## Work to be completed
Copy each line below exactly as it appears. Pictures are to be omitted.

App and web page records

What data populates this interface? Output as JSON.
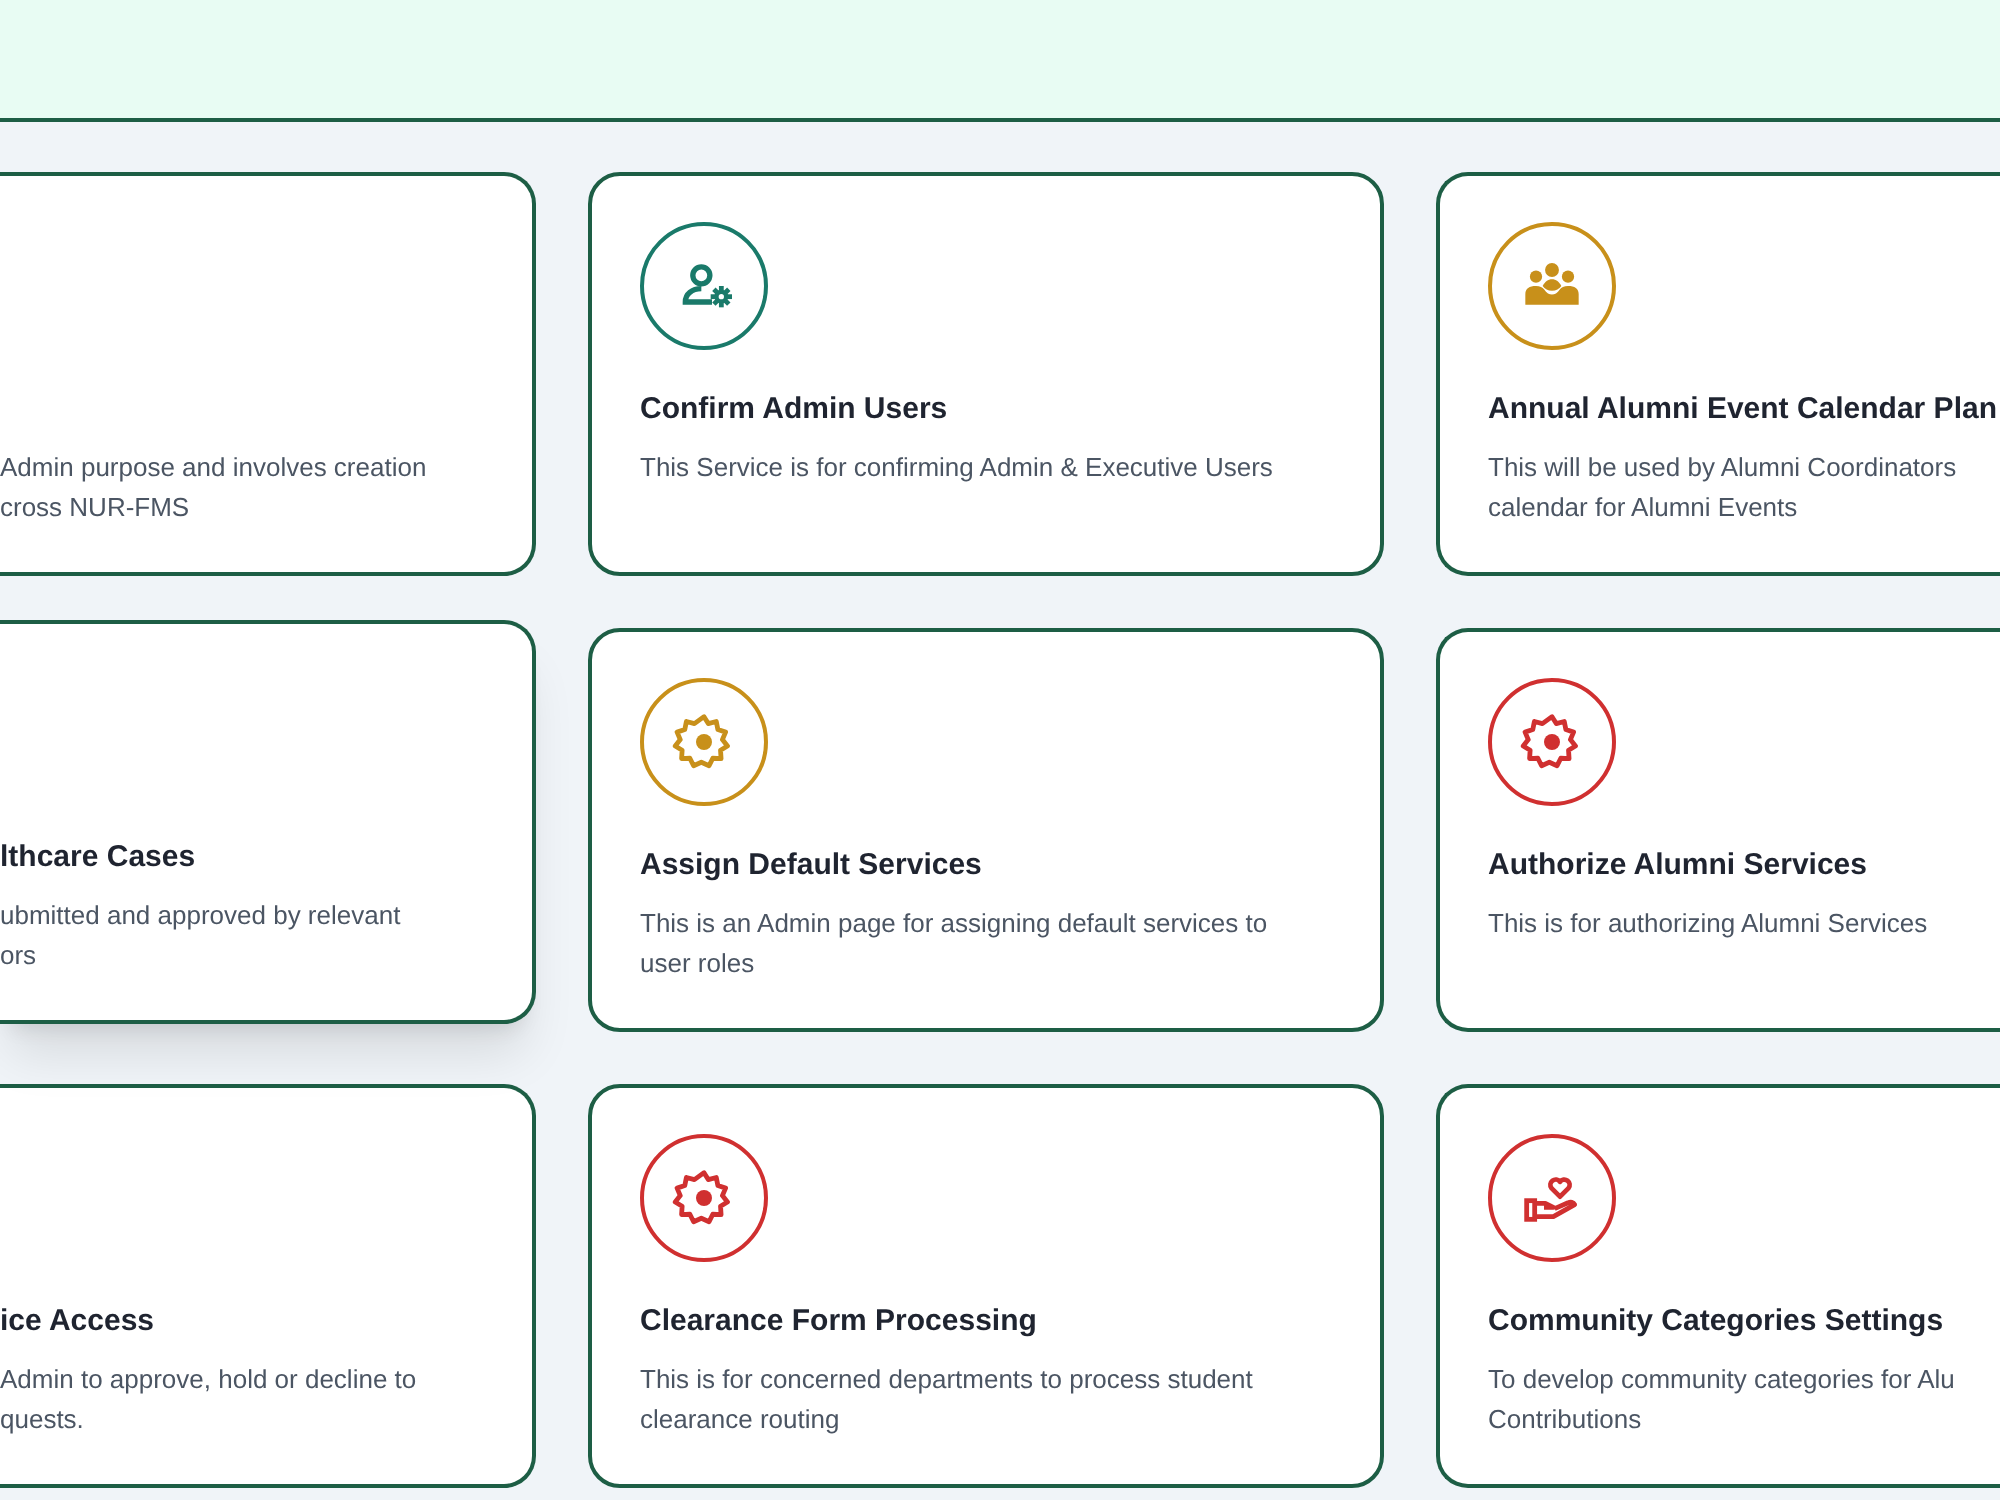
{
  "cards": [
    {
      "kind": "cut_left",
      "hovered": false,
      "description_lines": [
        "Admin purpose and involves creation",
        "cross NUR-FMS"
      ]
    },
    {
      "kind": "cut_left",
      "hovered": true,
      "title": "lthcare Cases",
      "description_lines": [
        "ubmitted and approved by relevant",
        "ors"
      ]
    },
    {
      "kind": "cut_left",
      "hovered": false,
      "title": "ice Access",
      "description_lines": [
        "Admin to approve, hold or decline to",
        "quests."
      ]
    },
    {
      "kind": "full",
      "hovered": false,
      "color": "#1a7a6a",
      "title": "Confirm Admin Users",
      "description_lines": [
        "This Service is for confirming Admin & Executive Users"
      ]
    },
    {
      "kind": "full",
      "hovered": false,
      "color": "#c8901a",
      "title": "Assign Default Services",
      "description_lines": [
        "This is an Admin page for assigning default services to",
        "user roles"
      ]
    },
    {
      "kind": "full",
      "hovered": false,
      "color": "#d03030",
      "title": "Clearance Form Processing",
      "description_lines": [
        "This is for concerned departments to process student",
        "clearance routing"
      ]
    },
    {
      "kind": "cut_right",
      "hovered": false,
      "color": "#c8901a",
      "title": "Annual Alumni Event Calendar Plan",
      "description_lines": [
        "This will be used by Alumni Coordinators",
        "calendar for Alumni Events"
      ]
    },
    {
      "kind": "cut_right",
      "hovered": false,
      "color": "#d03030",
      "title": "Authorize Alumni Services",
      "description_lines": [
        "This is for authorizing Alumni Services"
      ]
    },
    {
      "kind": "cut_right",
      "hovered": false,
      "color": "#d03030",
      "title": "Community Categories Settings",
      "description_lines": [
        "To develop community categories for Alu",
        "Contributions"
      ]
    }
  ]
}
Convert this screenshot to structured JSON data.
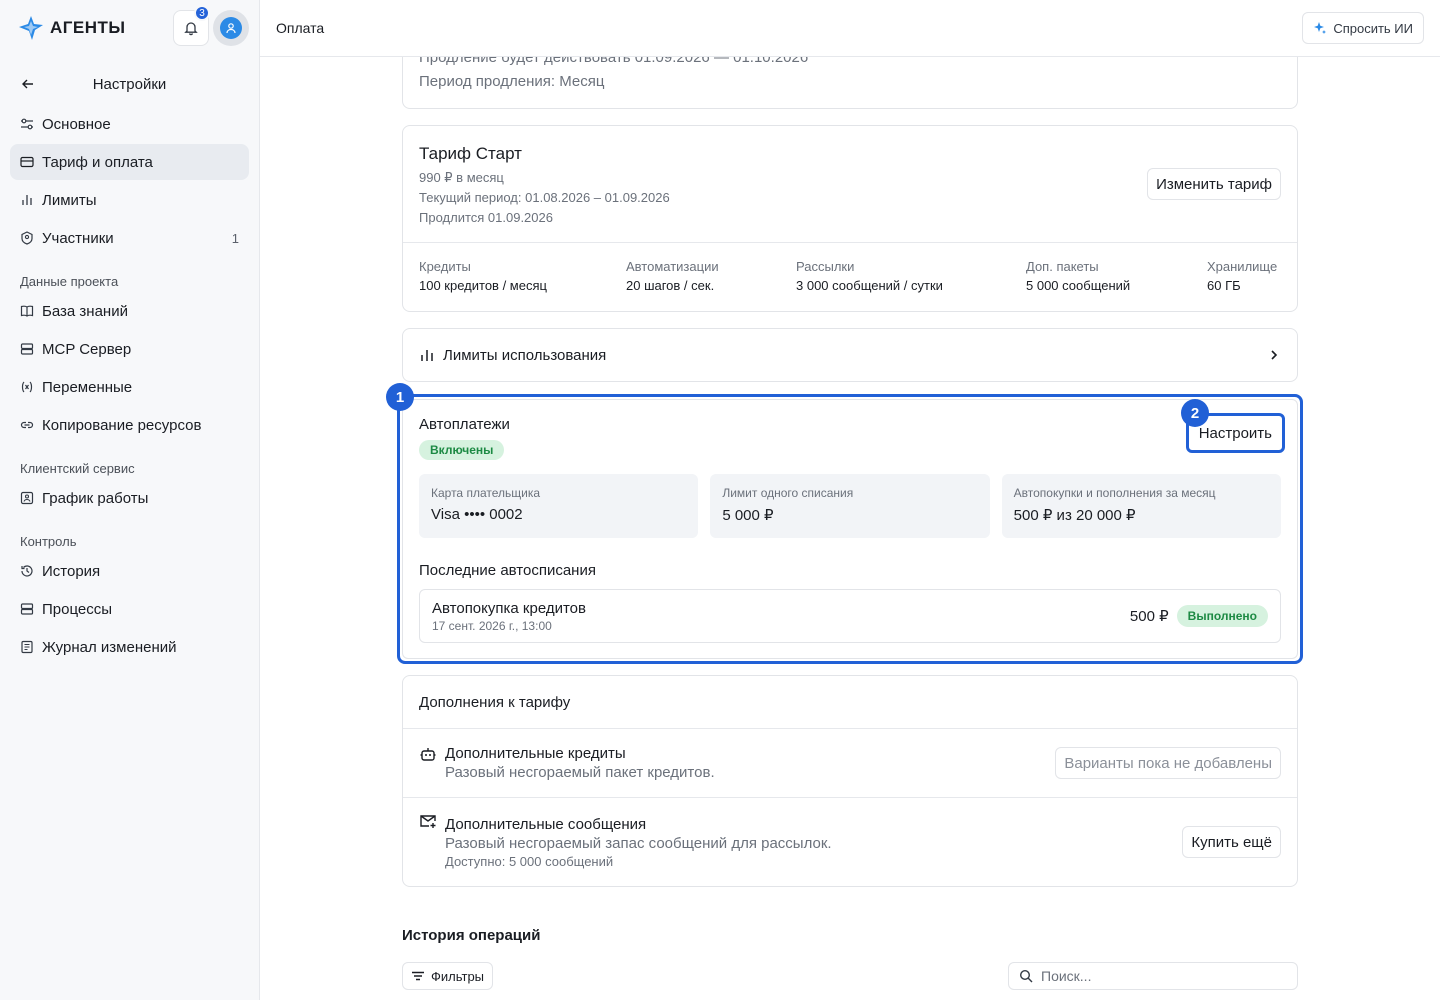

## Written reply
What data populates this interface? Output as JSON.
{
  "cards": [
    {
      "kind": "cut_left",
      "hovered": false,
      "description_lines": [
        "Admin purpose and involves creation",
        "cross NUR-FMS"
      ]
    },
    {
      "kind": "cut_left",
      "hovered": true,
      "title": "lthcare Cases",
      "description_lines": [
        "ubmitted and approved by relevant",
        "ors"
      ]
    },
    {
      "kind": "cut_left",
      "hovered": false,
      "title": "ice Access",
      "description_lines": [
        "Admin to approve, hold or decline to",
        "quests."
      ]
    },
    {
      "kind": "full",
      "hovered": false,
      "color": "#1a7a6a",
      "title": "Confirm Admin Users",
      "description_lines": [
        "This Service is for confirming Admin & Executive Users"
      ]
    },
    {
      "kind": "full",
      "hovered": false,
      "color": "#c8901a",
      "title": "Assign Default Services",
      "description_lines": [
        "This is an Admin page for assigning default services to",
        "user roles"
      ]
    },
    {
      "kind": "full",
      "hovered": false,
      "color": "#d03030",
      "title": "Clearance Form Processing",
      "description_lines": [
        "This is for concerned departments to process student",
        "clearance routing"
      ]
    },
    {
      "kind": "cut_right",
      "hovered": false,
      "color": "#c8901a",
      "title": "Annual Alumni Event Calendar Plan",
      "description_lines": [
        "This will be used by Alumni Coordinators",
        "calendar for Alumni Events"
      ]
    },
    {
      "kind": "cut_right",
      "hovered": false,
      "color": "#d03030",
      "title": "Authorize Alumni Services",
      "description_lines": [
        "This is for authorizing Alumni Services"
      ]
    },
    {
      "kind": "cut_right",
      "hovered": false,
      "color": "#d03030",
      "title": "Community Categories Settings",
      "description_lines": [
        "To develop community categories for Alu",
        "Contributions"
      ]
    }
  ]
}
Convert this screenshot to structured JSON data.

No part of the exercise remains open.